INFORMATION SUPPLIED ->
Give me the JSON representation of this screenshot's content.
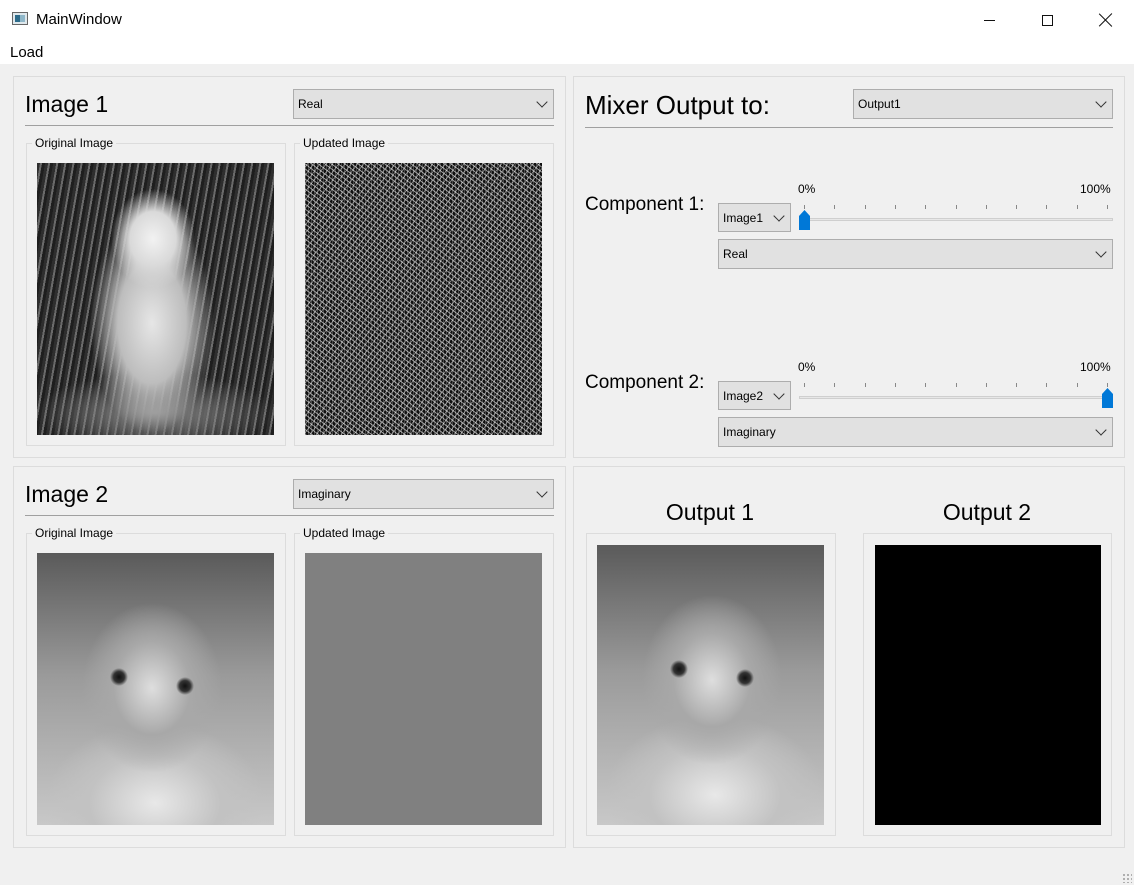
{
  "window": {
    "title": "MainWindow"
  },
  "menu": {
    "items": [
      {
        "label": "Load"
      }
    ]
  },
  "image1": {
    "title": "Image 1",
    "component": "Real",
    "original_label": "Original Image",
    "updated_label": "Updated Image"
  },
  "image2": {
    "title": "Image 2",
    "component": "Imaginary",
    "original_label": "Original Image",
    "updated_label": "Updated Image"
  },
  "mixer": {
    "title": "Mixer Output to:",
    "output_target": "Output1",
    "component1": {
      "label": "Component 1:",
      "source": "Image1",
      "min_label": "0%",
      "max_label": "100%",
      "value_percent": 0,
      "type": "Real"
    },
    "component2": {
      "label": "Component 2:",
      "source": "Image2",
      "min_label": "0%",
      "max_label": "100%",
      "value_percent": 100,
      "type": "Imaginary"
    }
  },
  "outputs": {
    "output1_title": "Output 1",
    "output2_title": "Output 2"
  },
  "colors": {
    "accent": "#0078d7",
    "background": "#f0f0f0"
  },
  "icons": [
    "app-icon",
    "minimize-icon",
    "maximize-icon",
    "close-icon",
    "chevron-down-icon"
  ]
}
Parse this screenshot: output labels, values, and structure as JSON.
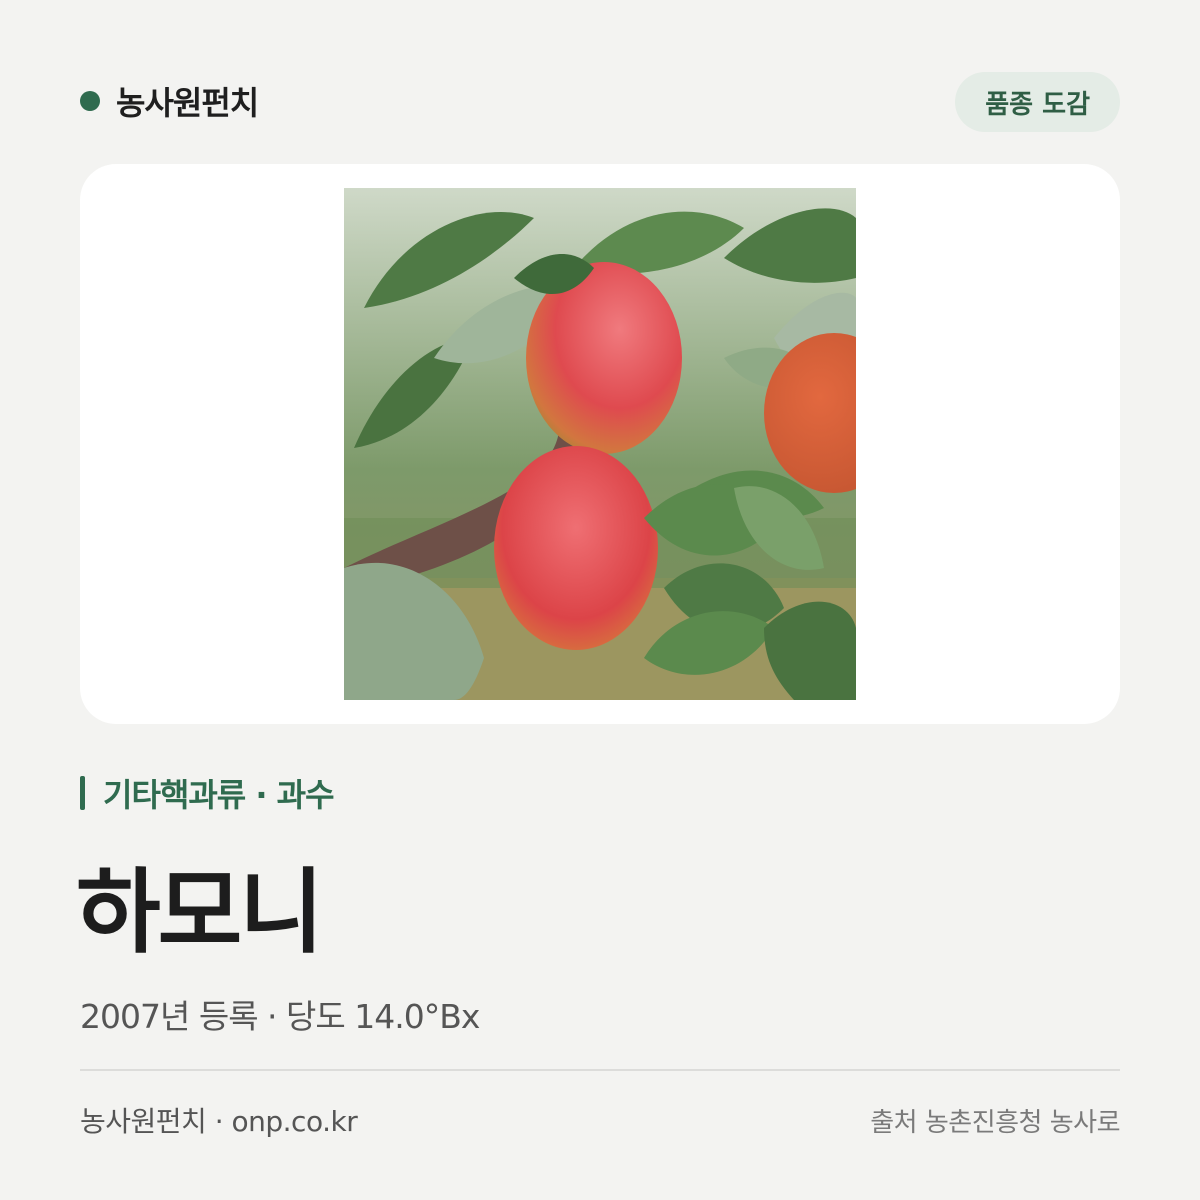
{
  "header": {
    "brand_name": "농사원펀치",
    "badge_label": "품종 도감"
  },
  "photo": {
    "alt": "하모니"
  },
  "variety": {
    "category": "기타핵과류 · 과수",
    "name": "하모니",
    "meta": "2007년 등록 · 당도 14.0°Bx"
  },
  "footer": {
    "left": "농사원펀치 · onp.co.kr",
    "right": "출처 농촌진흥청 농사로"
  },
  "colors": {
    "accent": "#2f6b4f",
    "background": "#f3f3f1",
    "badge_bg": "#e4ece6"
  }
}
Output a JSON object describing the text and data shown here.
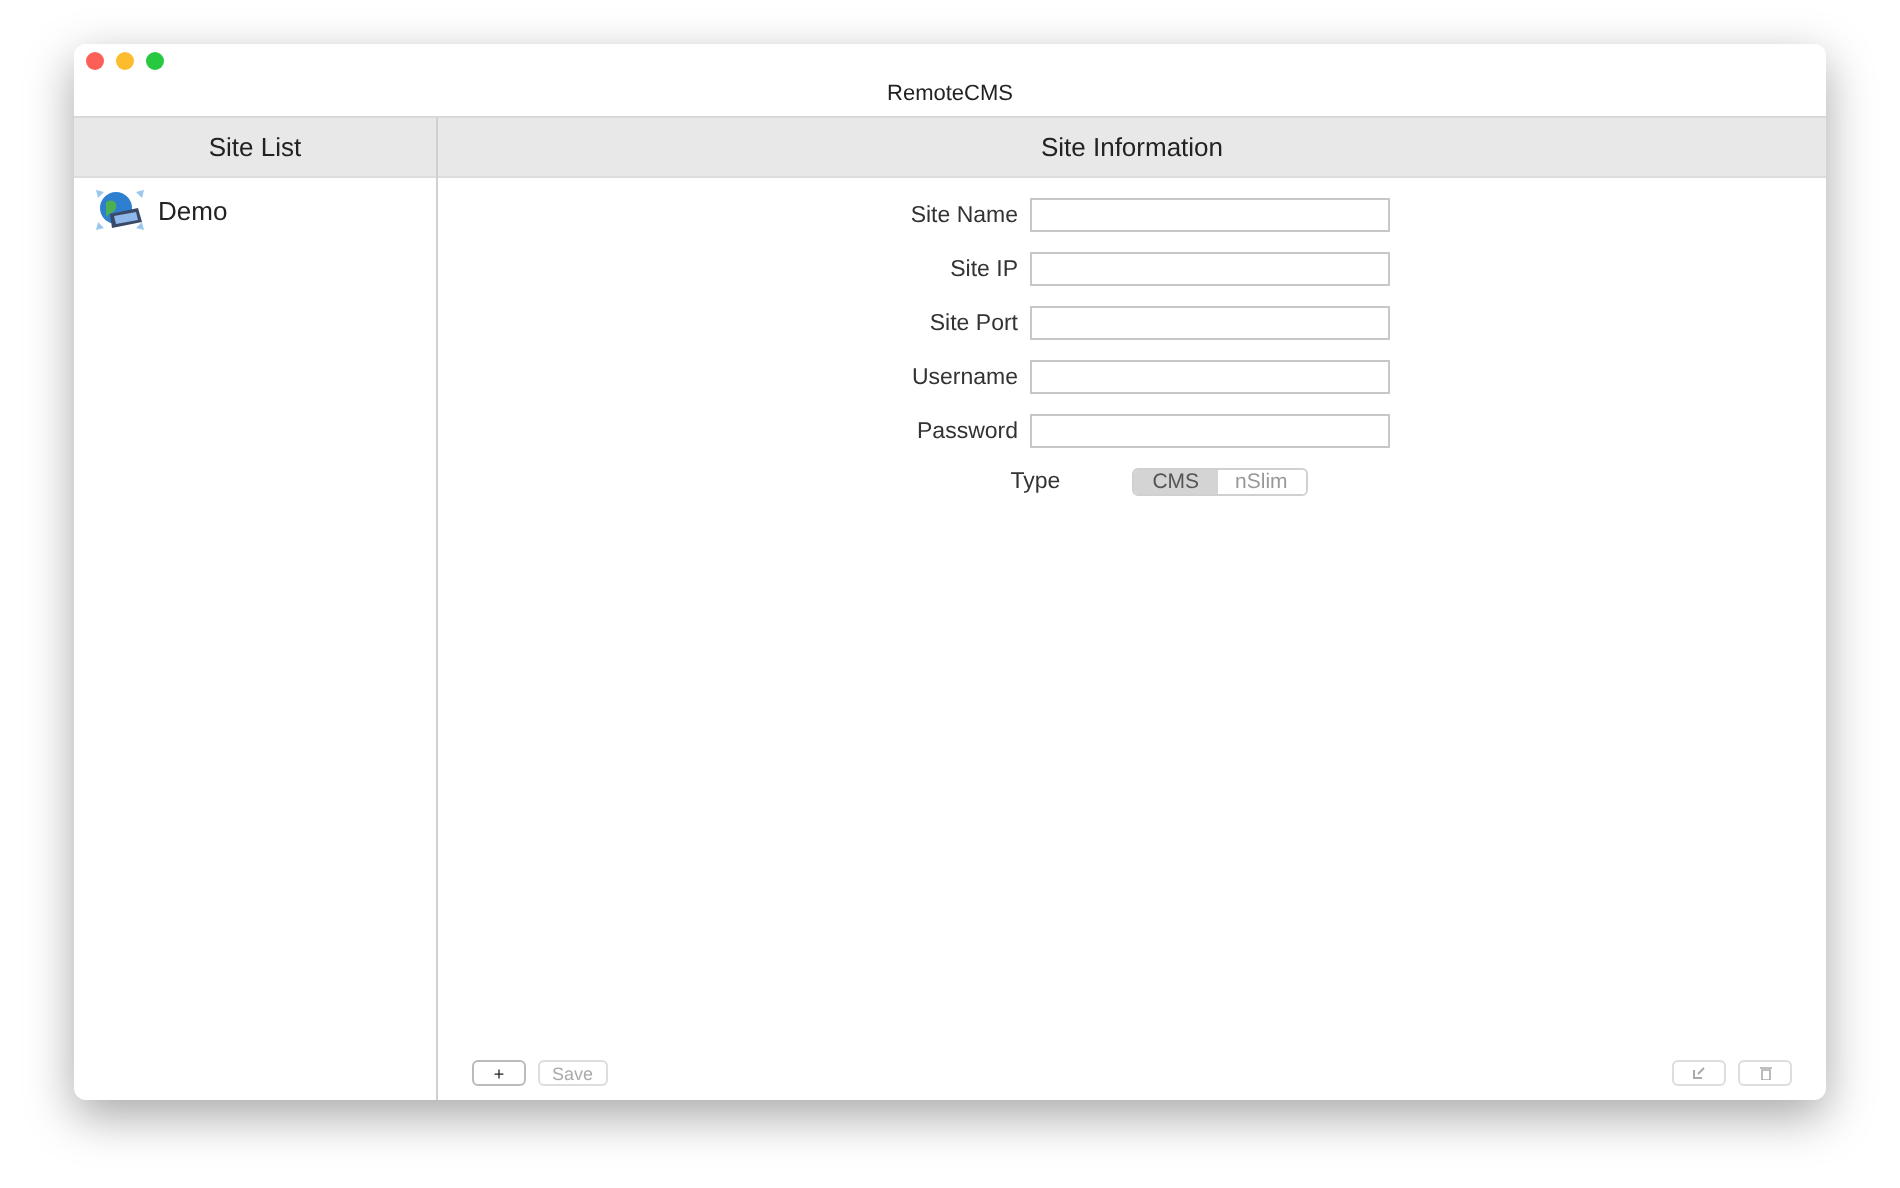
{
  "window": {
    "title": "RemoteCMS"
  },
  "sidebar": {
    "header": "Site List",
    "items": [
      {
        "label": "Demo",
        "selected": false
      }
    ]
  },
  "main": {
    "header": "Site Information",
    "fields": [
      {
        "label": "Site Name"
      },
      {
        "label": "Site IP"
      },
      {
        "label": "Site Port"
      },
      {
        "label": "Username"
      },
      {
        "label": "Password"
      }
    ],
    "type": {
      "label": "Type",
      "options": [
        {
          "label": "CMS",
          "selected": true
        },
        {
          "label": "nSlim",
          "selected": false
        }
      ]
    }
  },
  "footer_left": [
    {
      "kind": "text",
      "label": "+",
      "disabled": false
    },
    {
      "kind": "text",
      "label": "Save",
      "disabled": true
    }
  ],
  "footer_right": [
    {
      "kind": "edit",
      "disabled": true
    },
    {
      "kind": "trash",
      "disabled": true
    }
  ]
}
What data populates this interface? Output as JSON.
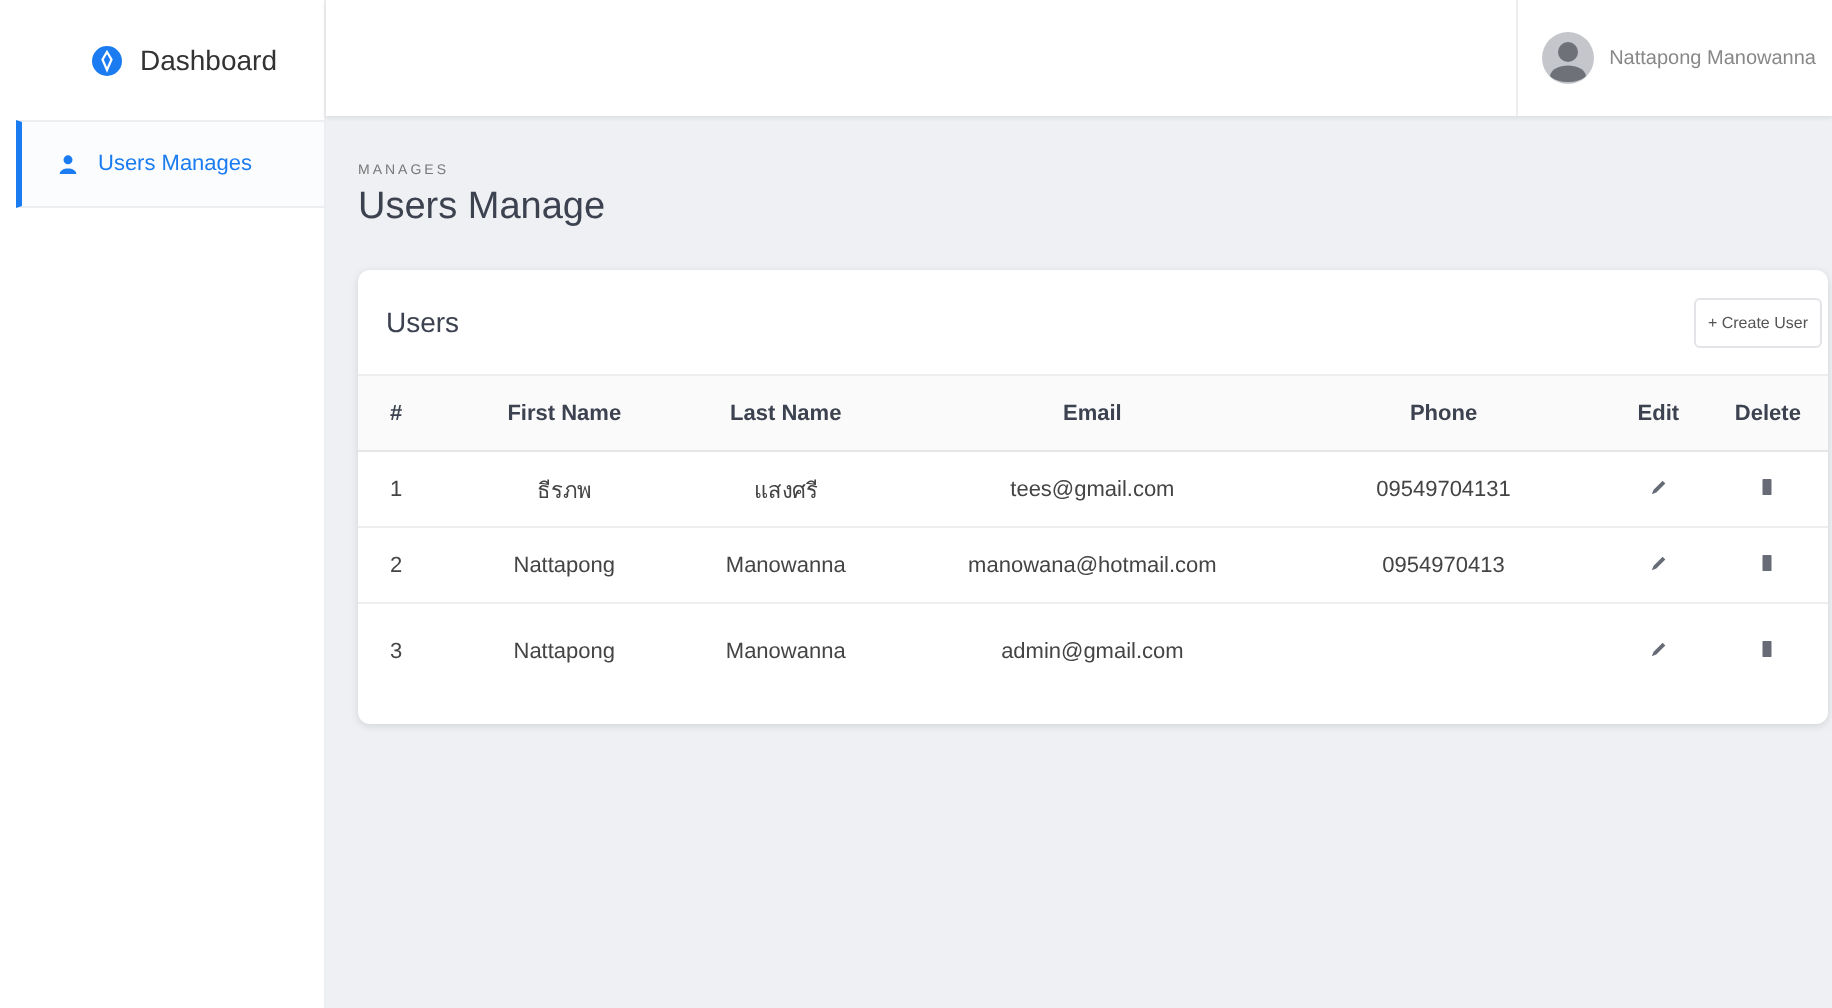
{
  "sidebar": {
    "brand": "Dashboard",
    "items": [
      {
        "label": "Users Manages",
        "selected": true
      }
    ]
  },
  "topbar": {
    "user_name": "Nattapong Manowanna"
  },
  "page": {
    "eyebrow": "MANAGES",
    "title": "Users Manage"
  },
  "card": {
    "title": "Users",
    "create_button": "+ Create User"
  },
  "table": {
    "columns": [
      "#",
      "First Name",
      "Last Name",
      "Email",
      "Phone",
      "Edit",
      "Delete"
    ],
    "rows": [
      {
        "index": "1",
        "first_name": "ธีรภพ",
        "last_name": "แสงศรี",
        "email": "tees@gmail.com",
        "phone": "09549704131"
      },
      {
        "index": "2",
        "first_name": "Nattapong",
        "last_name": "Manowanna",
        "email": "manowana@hotmail.com",
        "phone": "0954970413"
      },
      {
        "index": "3",
        "first_name": "Nattapong",
        "last_name": "Manowanna",
        "email": "admin@gmail.com"
      }
    ]
  }
}
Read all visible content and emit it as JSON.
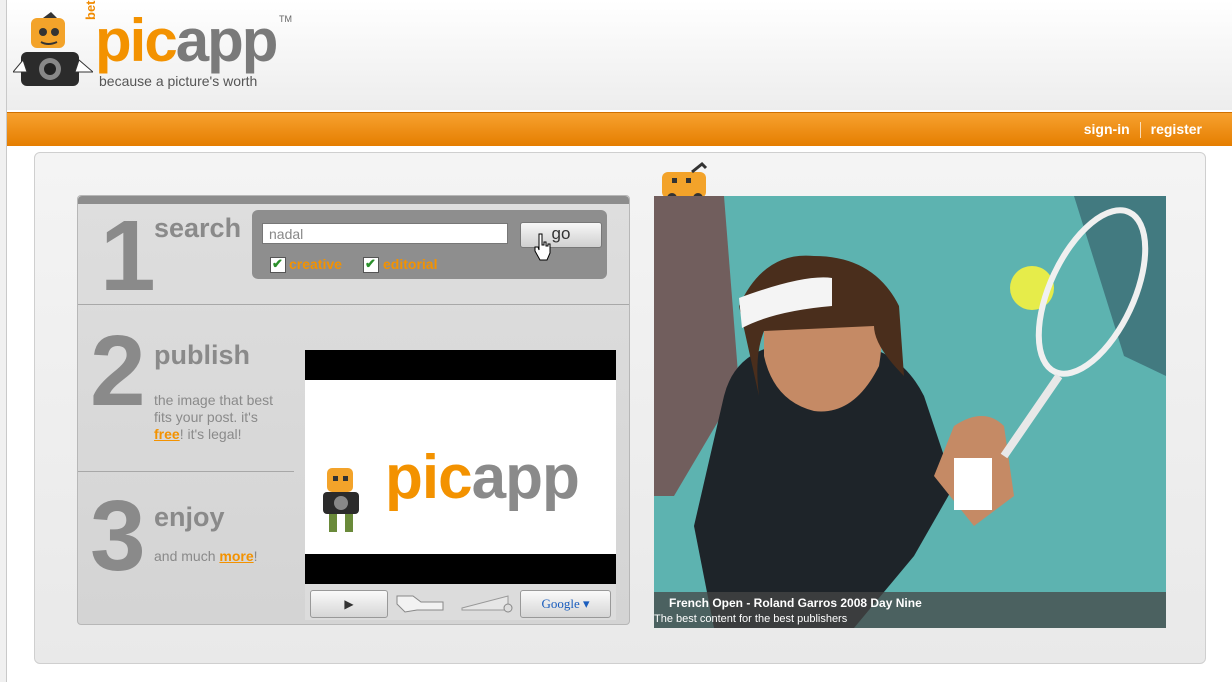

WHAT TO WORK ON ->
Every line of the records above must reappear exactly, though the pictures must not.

ANSWER BOX ->
Give me the JSON representation of this screenshot's content.
{
  "window": {
    "title": "MainWindow"
  },
  "menu": {
    "items": [
      {
        "label": "Load"
      }
    ]
  },
  "image1": {
    "title": "Image 1",
    "component": "Real",
    "original_label": "Original Image",
    "updated_label": "Updated Image"
  },
  "image2": {
    "title": "Image 2",
    "component": "Imaginary",
    "original_label": "Original Image",
    "updated_label": "Updated Image"
  },
  "mixer": {
    "title": "Mixer Output to:",
    "output_target": "Output1",
    "component1": {
      "label": "Component 1:",
      "source": "Image1",
      "min_label": "0%",
      "max_label": "100%",
      "value_percent": 0,
      "type": "Real"
    },
    "component2": {
      "label": "Component 2:",
      "source": "Image2",
      "min_label": "0%",
      "max_label": "100%",
      "value_percent": 100,
      "type": "Imaginary"
    }
  },
  "outputs": {
    "output1_title": "Output 1",
    "output2_title": "Output 2"
  },
  "colors": {
    "accent": "#0078d7",
    "background": "#f0f0f0"
  },
  "icons": [
    "app-icon",
    "minimize-icon",
    "maximize-icon",
    "close-icon",
    "chevron-down-icon"
  ]
}
Parse this screenshot: output labels, values, and structure as JSON.
{
  "header": {
    "brand_name": "농사원펀치",
    "badge_label": "품종 도감"
  },
  "photo": {
    "alt": "하모니"
  },
  "variety": {
    "category": "기타핵과류 · 과수",
    "name": "하모니",
    "meta": "2007년 등록 · 당도 14.0°Bx"
  },
  "footer": {
    "left": "농사원펀치 · onp.co.kr",
    "right": "출처 농촌진흥청 농사로"
  },
  "colors": {
    "accent": "#2f6b4f",
    "background": "#f3f3f1",
    "badge_bg": "#e4ece6"
  }
}
Output a JSON object describing the text and data shown here.
{
  "window": {
    "title": "RemoteCMS"
  },
  "sidebar": {
    "header": "Site List",
    "items": [
      {
        "label": "Demo",
        "selected": false
      }
    ]
  },
  "main": {
    "header": "Site Information",
    "fields": [
      {
        "label": "Site Name"
      },
      {
        "label": "Site IP"
      },
      {
        "label": "Site Port"
      },
      {
        "label": "Username"
      },
      {
        "label": "Password"
      }
    ],
    "type": {
      "label": "Type",
      "options": [
        {
          "label": "CMS",
          "selected": true
        },
        {
          "label": "nSlim",
          "selected": false
        }
      ]
    }
  },
  "footer_left": [
    {
      "kind": "text",
      "label": "+",
      "disabled": false
    },
    {
      "kind": "text",
      "label": "Save",
      "disabled": true
    }
  ],
  "footer_right": [
    {
      "kind": "edit",
      "disabled": true
    },
    {
      "kind": "trash",
      "disabled": true
    }
  ]
}
What data populates this interface? Output as JSON.
{
  "sidebar": {
    "brand": "Dashboard",
    "items": [
      {
        "label": "Users Manages",
        "selected": true
      }
    ]
  },
  "topbar": {
    "user_name": "Nattapong Manowanna"
  },
  "page": {
    "eyebrow": "MANAGES",
    "title": "Users Manage"
  },
  "card": {
    "title": "Users",
    "create_button": "+ Create User"
  },
  "table": {
    "columns": [
      "#",
      "First Name",
      "Last Name",
      "Email",
      "Phone",
      "Edit",
      "Delete"
    ],
    "rows": [
      {
        "index": "1",
        "first_name": "ธีรภพ",
        "last_name": "แสงศรี",
        "email": "tees@gmail.com",
        "phone": "09549704131"
      },
      {
        "index": "2",
        "first_name": "Nattapong",
        "last_name": "Manowanna",
        "email": "manowana@hotmail.com",
        "phone": "0954970413"
      },
      {
        "index": "3",
        "first_name": "Nattapong",
        "last_name": "Manowanna",
        "email": "admin@gmail.com"
      }
    ]
  }
}
Read all visible content and emit it as JSON.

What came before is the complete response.